Justice Department argues Trump should be able to accept payments from foreign governments
The emoluments clause has been a subject of contention since before Trump took office, due in part to his labyrinthine business empire that watchdogs and critics said would entangle Trump in a web of conflicts of interest as president.
Lawyers for the DOJ argued that the emoluments clause does not apply to fair-market commercial transactions, such as fees incurred from hotels and golf club memberships, licensing payments, and office rent.The Justice Department is asking a judge to dismiss a lawsuit filed by several plaintiffs, including Citizens for Responsibility and Ethics in Washington (CREW), a watchdog group that alleges Trump's business dealings run afoul of the Constitution.
"Plaintiffs read these Emolument Clauses expansively to cover any benefit derived from any business dealings with a foreign, federal, or state instrumentality by an entity in which the President has a financial interest," the Justice Department said in a memorandum.

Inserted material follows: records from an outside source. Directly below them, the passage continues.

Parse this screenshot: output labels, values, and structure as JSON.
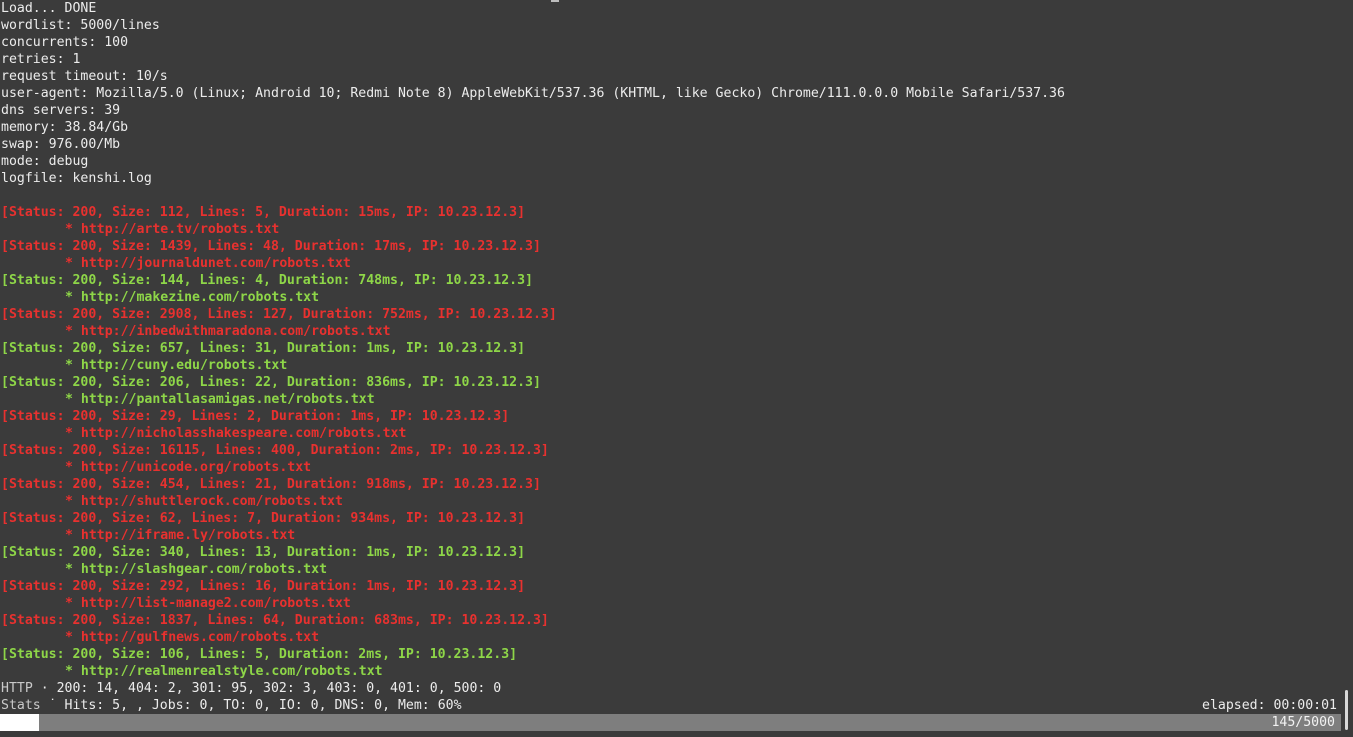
{
  "config": [
    {
      "name": "load-status",
      "text": "Load... DONE"
    },
    {
      "name": "wordlist",
      "text": "wordlist: 5000/lines"
    },
    {
      "name": "concurrents",
      "text": "concurrents: 100"
    },
    {
      "name": "retries",
      "text": "retries: 1"
    },
    {
      "name": "request-timeout",
      "text": "request timeout: 10/s"
    },
    {
      "name": "user-agent",
      "text": "user-agent: Mozilla/5.0 (Linux; Android 10; Redmi Note 8) AppleWebKit/537.36 (KHTML, like Gecko) Chrome/111.0.0.0 Mobile Safari/537.36"
    },
    {
      "name": "dns-servers",
      "text": "dns servers: 39"
    },
    {
      "name": "memory",
      "text": "memory: 38.84/Gb"
    },
    {
      "name": "swap",
      "text": "swap: 976.00/Mb"
    },
    {
      "name": "mode",
      "text": "mode: debug"
    },
    {
      "name": "logfile",
      "text": "logfile: kenshi.log"
    }
  ],
  "results": [
    {
      "status": "[Status: 200, Size: 112, Lines: 5, Duration: 15ms, IP: 10.23.12.3]",
      "url": "* http://arte.tv/robots.txt",
      "color": "red"
    },
    {
      "status": "[Status: 200, Size: 1439, Lines: 48, Duration: 17ms, IP: 10.23.12.3]",
      "url": "* http://journaldunet.com/robots.txt",
      "color": "red"
    },
    {
      "status": "[Status: 200, Size: 144, Lines: 4, Duration: 748ms, IP: 10.23.12.3]",
      "url": "* http://makezine.com/robots.txt",
      "color": "green"
    },
    {
      "status": "[Status: 200, Size: 2908, Lines: 127, Duration: 752ms, IP: 10.23.12.3]",
      "url": "* http://inbedwithmaradona.com/robots.txt",
      "color": "red"
    },
    {
      "status": "[Status: 200, Size: 657, Lines: 31, Duration: 1ms, IP: 10.23.12.3]",
      "url": "* http://cuny.edu/robots.txt",
      "color": "green"
    },
    {
      "status": "[Status: 200, Size: 206, Lines: 22, Duration: 836ms, IP: 10.23.12.3]",
      "url": "* http://pantallasamigas.net/robots.txt",
      "color": "green"
    },
    {
      "status": "[Status: 200, Size: 29, Lines: 2, Duration: 1ms, IP: 10.23.12.3]",
      "url": "* http://nicholasshakespeare.com/robots.txt",
      "color": "red"
    },
    {
      "status": "[Status: 200, Size: 16115, Lines: 400, Duration: 2ms, IP: 10.23.12.3]",
      "url": "* http://unicode.org/robots.txt",
      "color": "red"
    },
    {
      "status": "[Status: 200, Size: 454, Lines: 21, Duration: 918ms, IP: 10.23.12.3]",
      "url": "* http://shuttlerock.com/robots.txt",
      "color": "red"
    },
    {
      "status": "[Status: 200, Size: 62, Lines: 7, Duration: 934ms, IP: 10.23.12.3]",
      "url": "* http://iframe.ly/robots.txt",
      "color": "red"
    },
    {
      "status": "[Status: 200, Size: 340, Lines: 13, Duration: 1ms, IP: 10.23.12.3]",
      "url": "* http://slashgear.com/robots.txt",
      "color": "green"
    },
    {
      "status": "[Status: 200, Size: 292, Lines: 16, Duration: 1ms, IP: 10.23.12.3]",
      "url": "* http://list-manage2.com/robots.txt",
      "color": "red"
    },
    {
      "status": "[Status: 200, Size: 1837, Lines: 64, Duration: 683ms, IP: 10.23.12.3]",
      "url": "* http://gulfnews.com/robots.txt",
      "color": "red"
    },
    {
      "status": "[Status: 200, Size: 106, Lines: 5, Duration: 2ms, IP: 10.23.12.3]",
      "url": "* http://realmenrealstyle.com/robots.txt",
      "color": "green"
    }
  ],
  "footer": {
    "http_label": "HTTP",
    "http_sep": " · ",
    "http_text": "200: 14, 404: 2, 301: 95, 302: 3, 403: 0, 401: 0, 500: 0",
    "stats_label": "Stats",
    "stats_sep": " ˙ ",
    "stats_text": "Hits: 5, , Jobs: 0, TO: 0, IO: 0, DNS: 0, Mem: 60%",
    "elapsed": "elapsed: 00:00:01"
  },
  "progress": {
    "done": 145,
    "total": 5000,
    "label": "145/5000"
  },
  "colors": {
    "background": "#3b3b3b",
    "text": "#ececec",
    "red": "#e8312f",
    "green": "#8ed648",
    "progress_track": "#7e7e7e",
    "progress_fill": "#ffffff"
  }
}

The DOJ also argued that the Republican-controlled Congress, not the courts, should decide whether Trump is violating the emoluments clause.
CREW filed its suit against Trump in January, alleging that foreign diplomats and officials could seek to curry favor with Trump by patronizing Trump-connected businesses.
"We did not want to get to this point," said CREW Executive Director Noah Bookbinder in a January press release announcing the lawsuit. "It was our hope that President Trump would take the necessary steps to avoid violating the Constitution before he took office."
"He did not. His constitutional violations are immediate and serious, so we were forced to take legal action," Bookbinder said.